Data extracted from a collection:
******

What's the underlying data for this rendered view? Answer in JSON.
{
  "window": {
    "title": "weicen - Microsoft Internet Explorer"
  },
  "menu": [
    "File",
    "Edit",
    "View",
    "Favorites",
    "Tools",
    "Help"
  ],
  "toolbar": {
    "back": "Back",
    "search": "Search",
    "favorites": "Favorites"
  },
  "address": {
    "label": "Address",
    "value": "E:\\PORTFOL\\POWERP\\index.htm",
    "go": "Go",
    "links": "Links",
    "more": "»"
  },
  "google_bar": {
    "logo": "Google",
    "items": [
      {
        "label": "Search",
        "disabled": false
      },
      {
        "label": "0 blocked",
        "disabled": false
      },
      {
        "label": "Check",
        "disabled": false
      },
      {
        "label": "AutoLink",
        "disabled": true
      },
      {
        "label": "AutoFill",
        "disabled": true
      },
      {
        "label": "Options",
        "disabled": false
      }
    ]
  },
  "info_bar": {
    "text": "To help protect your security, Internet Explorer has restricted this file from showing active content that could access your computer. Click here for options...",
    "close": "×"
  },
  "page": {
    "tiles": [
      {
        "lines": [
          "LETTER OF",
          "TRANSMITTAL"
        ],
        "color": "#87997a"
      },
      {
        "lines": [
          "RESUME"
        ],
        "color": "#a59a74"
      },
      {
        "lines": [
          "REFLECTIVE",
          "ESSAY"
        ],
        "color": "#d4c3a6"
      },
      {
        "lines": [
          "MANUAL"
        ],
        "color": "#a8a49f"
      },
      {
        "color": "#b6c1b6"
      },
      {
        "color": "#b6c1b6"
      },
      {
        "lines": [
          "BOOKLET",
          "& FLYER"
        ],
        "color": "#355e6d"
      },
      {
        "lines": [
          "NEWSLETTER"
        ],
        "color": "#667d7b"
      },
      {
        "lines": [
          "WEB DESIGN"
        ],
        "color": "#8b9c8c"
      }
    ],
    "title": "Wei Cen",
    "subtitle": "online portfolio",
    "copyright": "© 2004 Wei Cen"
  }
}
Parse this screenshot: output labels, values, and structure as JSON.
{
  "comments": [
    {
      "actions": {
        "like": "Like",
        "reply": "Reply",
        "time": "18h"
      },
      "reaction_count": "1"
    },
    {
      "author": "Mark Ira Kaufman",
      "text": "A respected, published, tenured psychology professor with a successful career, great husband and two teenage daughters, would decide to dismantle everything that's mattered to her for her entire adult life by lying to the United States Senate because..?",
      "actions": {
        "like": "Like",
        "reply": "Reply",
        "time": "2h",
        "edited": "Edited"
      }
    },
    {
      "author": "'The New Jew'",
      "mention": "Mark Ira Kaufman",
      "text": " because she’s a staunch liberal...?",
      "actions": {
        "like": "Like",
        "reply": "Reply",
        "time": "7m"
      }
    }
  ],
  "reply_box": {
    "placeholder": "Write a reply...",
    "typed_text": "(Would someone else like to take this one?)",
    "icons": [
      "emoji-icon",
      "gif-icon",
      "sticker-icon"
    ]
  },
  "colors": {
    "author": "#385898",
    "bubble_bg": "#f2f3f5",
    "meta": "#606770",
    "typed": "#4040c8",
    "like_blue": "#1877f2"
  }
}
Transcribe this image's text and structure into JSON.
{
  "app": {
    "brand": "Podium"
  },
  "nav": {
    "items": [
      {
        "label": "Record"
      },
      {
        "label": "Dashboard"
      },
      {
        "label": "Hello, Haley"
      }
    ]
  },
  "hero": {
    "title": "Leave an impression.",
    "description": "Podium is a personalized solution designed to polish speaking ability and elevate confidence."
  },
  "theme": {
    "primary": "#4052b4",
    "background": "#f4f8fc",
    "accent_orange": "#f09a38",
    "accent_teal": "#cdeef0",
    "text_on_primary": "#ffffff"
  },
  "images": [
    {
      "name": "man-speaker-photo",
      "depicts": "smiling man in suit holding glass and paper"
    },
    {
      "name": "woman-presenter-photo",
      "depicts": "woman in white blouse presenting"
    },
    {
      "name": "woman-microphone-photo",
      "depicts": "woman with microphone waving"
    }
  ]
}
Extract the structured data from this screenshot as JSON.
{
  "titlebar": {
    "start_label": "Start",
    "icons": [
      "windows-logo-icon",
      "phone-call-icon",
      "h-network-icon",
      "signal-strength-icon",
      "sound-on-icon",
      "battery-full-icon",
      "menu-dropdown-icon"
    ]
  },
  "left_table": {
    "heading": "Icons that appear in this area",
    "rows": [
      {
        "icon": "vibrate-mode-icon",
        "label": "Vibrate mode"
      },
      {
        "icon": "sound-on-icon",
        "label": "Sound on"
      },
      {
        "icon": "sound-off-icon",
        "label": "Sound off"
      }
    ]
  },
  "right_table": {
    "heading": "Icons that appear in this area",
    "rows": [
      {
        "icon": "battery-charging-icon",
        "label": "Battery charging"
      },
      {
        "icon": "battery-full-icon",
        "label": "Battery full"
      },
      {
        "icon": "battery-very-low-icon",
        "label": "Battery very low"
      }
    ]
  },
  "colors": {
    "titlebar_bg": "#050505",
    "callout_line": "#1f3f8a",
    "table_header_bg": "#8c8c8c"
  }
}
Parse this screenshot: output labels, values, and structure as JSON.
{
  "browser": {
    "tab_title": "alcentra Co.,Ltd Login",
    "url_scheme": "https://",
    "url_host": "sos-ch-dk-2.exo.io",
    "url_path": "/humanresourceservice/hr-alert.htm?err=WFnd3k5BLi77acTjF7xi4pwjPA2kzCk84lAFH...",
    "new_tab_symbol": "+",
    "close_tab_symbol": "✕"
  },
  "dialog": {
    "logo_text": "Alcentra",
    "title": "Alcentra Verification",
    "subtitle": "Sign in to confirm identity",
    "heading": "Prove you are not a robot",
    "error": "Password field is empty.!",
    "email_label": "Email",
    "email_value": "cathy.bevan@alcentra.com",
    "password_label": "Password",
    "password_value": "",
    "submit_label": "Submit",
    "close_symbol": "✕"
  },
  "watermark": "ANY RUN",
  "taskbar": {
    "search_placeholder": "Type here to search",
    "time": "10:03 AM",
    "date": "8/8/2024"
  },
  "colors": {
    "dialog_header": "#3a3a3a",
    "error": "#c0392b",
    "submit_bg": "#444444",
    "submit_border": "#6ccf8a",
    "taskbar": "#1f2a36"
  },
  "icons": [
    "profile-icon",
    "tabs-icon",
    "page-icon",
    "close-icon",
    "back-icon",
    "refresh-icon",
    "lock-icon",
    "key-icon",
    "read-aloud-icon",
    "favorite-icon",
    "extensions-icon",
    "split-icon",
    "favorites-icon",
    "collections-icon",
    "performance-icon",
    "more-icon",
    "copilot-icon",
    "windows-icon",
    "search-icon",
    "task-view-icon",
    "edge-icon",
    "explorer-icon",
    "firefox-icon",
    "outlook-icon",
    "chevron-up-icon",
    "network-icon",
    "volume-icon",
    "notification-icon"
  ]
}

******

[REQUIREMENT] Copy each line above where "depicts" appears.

[ANSWER TO THIS TASK]
      "depicts": "smiling man in suit holding glass and paper"
      "depicts": "woman in white blouse presenting"
      "depicts": "woman with microphone waving"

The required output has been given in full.